ALBUQUERQUE (Pakistan Point News / Sputnik - 22nd October, 2019) The Lummi Nation - a Native American tribe in Washington State on the US border with Canada - is challenging in court the construction of Kinder Morgan's natural gas pipeline because it will affect its vital waterways, Lummi Councilman Fredrick Lane told Sputnik.
"Right now, we are fighting fossil fuel projects - the Kinder Morgan pipeline that's going to bring in traffic, tankers," Lane said. "That's a big fight. [The pipeline] affects our waterways and our waterways are our life-lines... That's why we are standing up to it."
On June 18, Canadian Prime Minister Justin Trudeau announced Canada would proceed with the expansion of the controversial Trans Mountain pipeline that will increase oil tanker traffic in the shared waters of Salish Sea by an estimated 700 percent. The pipeline carries crude and refined oil from the Canadian province of Alberta to the coast of British Columbia. Kinder Morgan, one of the largest infrastructure companies based in Texas, is constructing the extension of the Trans Mountain pipeline.
Lane pointed out that although every Native American tribe is different, many have undertaken to defend their sovereignty, and the Lummi have always fought to protect sacred sites.
"The government threw us on these reservations and they are making sure that we are going to be dependent," Lane said. "But now you see a lot of tribes really coming out and standing up for sovereignty, standing up for jurisdiction and standing up against these corporations that are destroying our earth."
Lane stressed the Native Americans' voices are heard and the Lummi Nation will continue to fight the Trans Mountain pipeline project.
"Now we are up against the Canadian government who bought the Kinder Morgan pipeline. So, It's always a challenge," Lane said.
As one of the three largest tribes in Washington State, the Lummi Nation has the population base to make an impact for the sake of future generations, Lane noted.

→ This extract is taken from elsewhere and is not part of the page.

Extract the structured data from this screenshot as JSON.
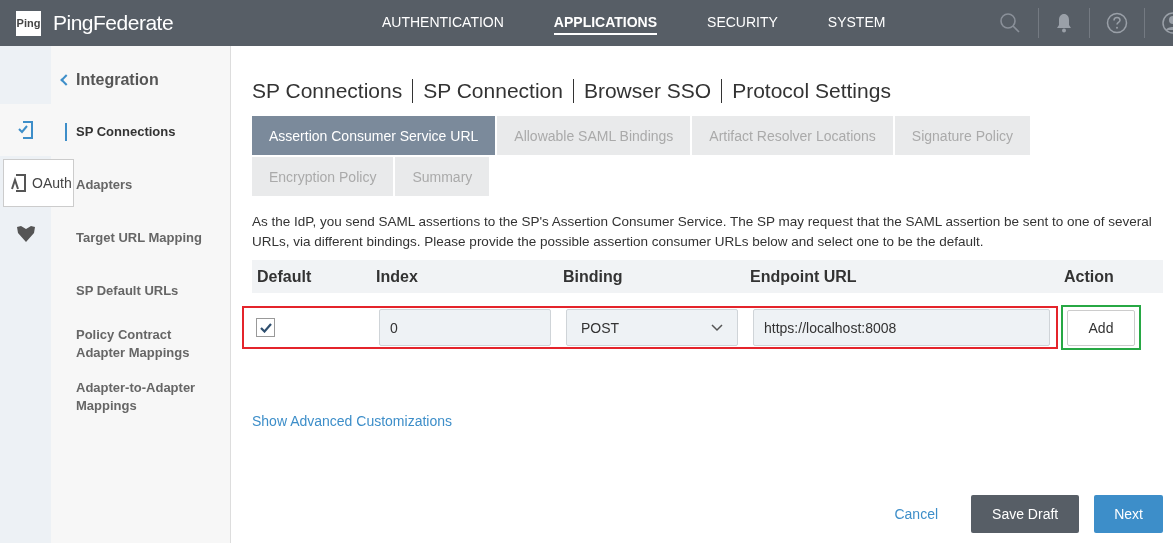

"We've been standing up against coal ports and fossil fuel mega projects and pipeline projects," Lane said. "We have to stand up and speak up against those who can't speak for themselves - the four-legged, the ones that fly in the sky, the insects, the creatures that crawl on the Earth. It's really important that as American Indians we do that for the future generations."
Lane also said the Lummi Nation has resisted the construction of another proposed project, a deep water coal port at Xwe'chi'eXen, which is a 9,000-year-old burial site and a sacred site for the Lummi.
"We said 'no', they backed up, but it's still always going to be an issue," Lane said.
Lane noted that the Lummi Nation faces jurisdiction-related problems in dealing with local municipalities, counties and the state, but said the Lummi are seeking protection of their rights with the US Federal government as per the 1855 treaty they signed - the Point Elliott Treaty.
"Our treaty is with the US government, that's where we stand up to define our treaty rights, to defend our hunting rights, to define our gathering rights and to stand up for them," Lane said.
Lane explained that the Lummi, a fishing tribe, believe to be survivors of the great flood and the nation's motto is to preserve, protect and promote its way of life or "schelengen."
"We've only been American citizens and been able to vote for the last 96 years and with the oppression that we went through, what we call the American Holocaust, we survived smallpox, boarding schools and tuberculosis," Lane said. "It's up to our generation to stand up, speak up and be a part of our sovereignty in action."
Sovereignty is very important, and we are a sovereign nation, Lane added.
The NCAI is the oldest and largest non-profit organization representing US Native American tribes and the interests of tribal governments and communities.